■ **What you will do**
Return the listing below exactly, with the pictures dropped.

■ **Data supplied**
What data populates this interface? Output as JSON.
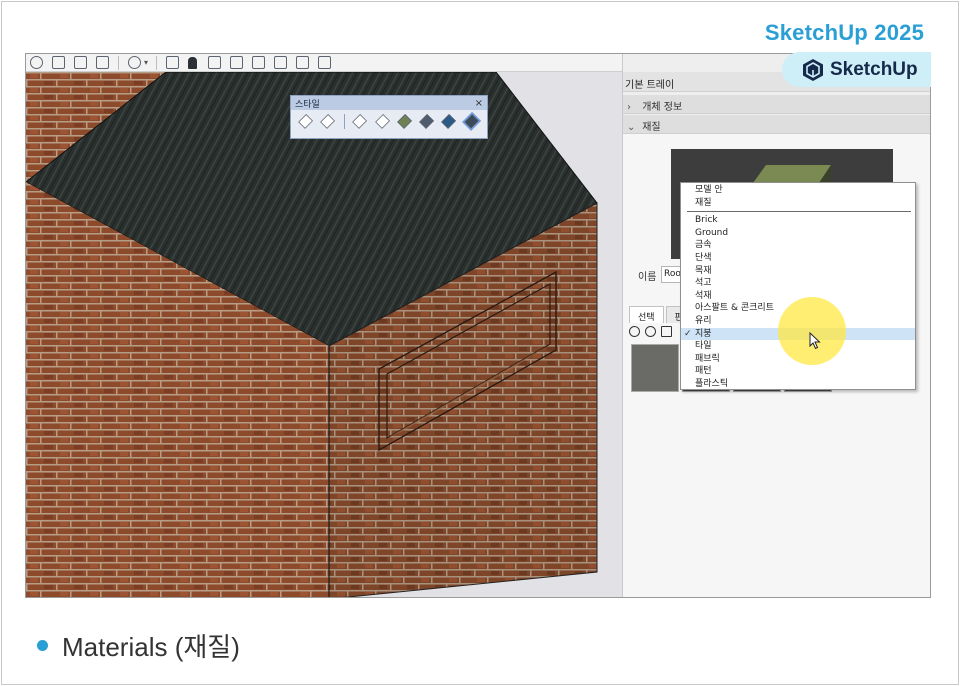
{
  "brand": {
    "title": "SketchUp 2025",
    "badge_text": "SketchUp",
    "accent": "#2a9fd6"
  },
  "styles_toolbar": {
    "title": "스타일",
    "close": "×"
  },
  "tray": {
    "title": "기본 트레이",
    "entity_info": "개체 정보",
    "materials": "재질",
    "name_label": "이름",
    "name_value": "Roof",
    "tabs": [
      "선택",
      "편"
    ]
  },
  "dropdown": {
    "items": [
      {
        "label": "모델 안",
        "checked": false,
        "highlighted": false
      },
      {
        "label": "재질",
        "checked": false,
        "highlighted": false
      }
    ],
    "categories": [
      {
        "label": "Brick",
        "checked": false,
        "highlighted": false
      },
      {
        "label": "Ground",
        "checked": false,
        "highlighted": false
      },
      {
        "label": "금속",
        "checked": false,
        "highlighted": false
      },
      {
        "label": "단색",
        "checked": false,
        "highlighted": false
      },
      {
        "label": "목재",
        "checked": false,
        "highlighted": false
      },
      {
        "label": "석고",
        "checked": false,
        "highlighted": false
      },
      {
        "label": "석재",
        "checked": false,
        "highlighted": false
      },
      {
        "label": "아스팔트 & 콘크리트",
        "checked": false,
        "highlighted": false
      },
      {
        "label": "유리",
        "checked": false,
        "highlighted": false
      },
      {
        "label": "지붕",
        "checked": true,
        "highlighted": true
      },
      {
        "label": "타일",
        "checked": false,
        "highlighted": false
      },
      {
        "label": "패브릭",
        "checked": false,
        "highlighted": false
      },
      {
        "label": "패턴",
        "checked": false,
        "highlighted": false
      },
      {
        "label": "플라스틱",
        "checked": false,
        "highlighted": false
      }
    ],
    "check_mark": "✓"
  },
  "caption": {
    "text": "Materials (재질)"
  },
  "icons": {
    "toolbar": [
      "orbit-icon",
      "pan-icon",
      "zoom-icon",
      "zoom-extents-icon",
      "position-camera-icon",
      "section-plane-icon",
      "person-icon",
      "iso-view-icon",
      "top-view-icon",
      "front-view-icon",
      "right-view-icon",
      "back-view-icon",
      "left-view-icon"
    ],
    "styles": [
      "xray-icon",
      "backedges-icon",
      "wireframe-icon",
      "hidden-line-icon",
      "shaded-icon",
      "shaded-textures-icon",
      "monochrome-icon",
      "active-style-icon"
    ]
  }
}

■ **Answer area**
What data populates this interface? Output as JSON.
{
  "brand": {
    "title": "SketchUp 2025",
    "badge_text": "SketchUp",
    "accent": "#2a9fd6"
  },
  "styles_toolbar": {
    "title": "스타일",
    "close": "×"
  },
  "tray": {
    "title": "기본 트레이",
    "entity_info": "개체 정보",
    "materials": "재질",
    "name_label": "이름",
    "name_value": "Roof",
    "tabs": [
      "선택",
      "편"
    ]
  },
  "dropdown": {
    "items": [
      {
        "label": "모델 안",
        "checked": false,
        "highlighted": false
      },
      {
        "label": "재질",
        "checked": false,
        "highlighted": false
      }
    ],
    "categories": [
      {
        "label": "Brick",
        "checked": false,
        "highlighted": false
      },
      {
        "label": "Ground",
        "checked": false,
        "highlighted": false
      },
      {
        "label": "금속",
        "checked": false,
        "highlighted": false
      },
      {
        "label": "단색",
        "checked": false,
        "highlighted": false
      },
      {
        "label": "목재",
        "checked": false,
        "highlighted": false
      },
      {
        "label": "석고",
        "checked": false,
        "highlighted": false
      },
      {
        "label": "석재",
        "checked": false,
        "highlighted": false
      },
      {
        "label": "아스팔트 & 콘크리트",
        "checked": false,
        "highlighted": false
      },
      {
        "label": "유리",
        "checked": false,
        "highlighted": false
      },
      {
        "label": "지붕",
        "checked": true,
        "highlighted": true
      },
      {
        "label": "타일",
        "checked": false,
        "highlighted": false
      },
      {
        "label": "패브릭",
        "checked": false,
        "highlighted": false
      },
      {
        "label": "패턴",
        "checked": false,
        "highlighted": false
      },
      {
        "label": "플라스틱",
        "checked": false,
        "highlighted": false
      }
    ],
    "check_mark": "✓"
  },
  "caption": {
    "text": "Materials (재질)"
  },
  "icons": {
    "toolbar": [
      "orbit-icon",
      "pan-icon",
      "zoom-icon",
      "zoom-extents-icon",
      "position-camera-icon",
      "section-plane-icon",
      "person-icon",
      "iso-view-icon",
      "top-view-icon",
      "front-view-icon",
      "right-view-icon",
      "back-view-icon",
      "left-view-icon"
    ],
    "styles": [
      "xray-icon",
      "backedges-icon",
      "wireframe-icon",
      "hidden-line-icon",
      "shaded-icon",
      "shaded-textures-icon",
      "monochrome-icon",
      "active-style-icon"
    ]
  }
}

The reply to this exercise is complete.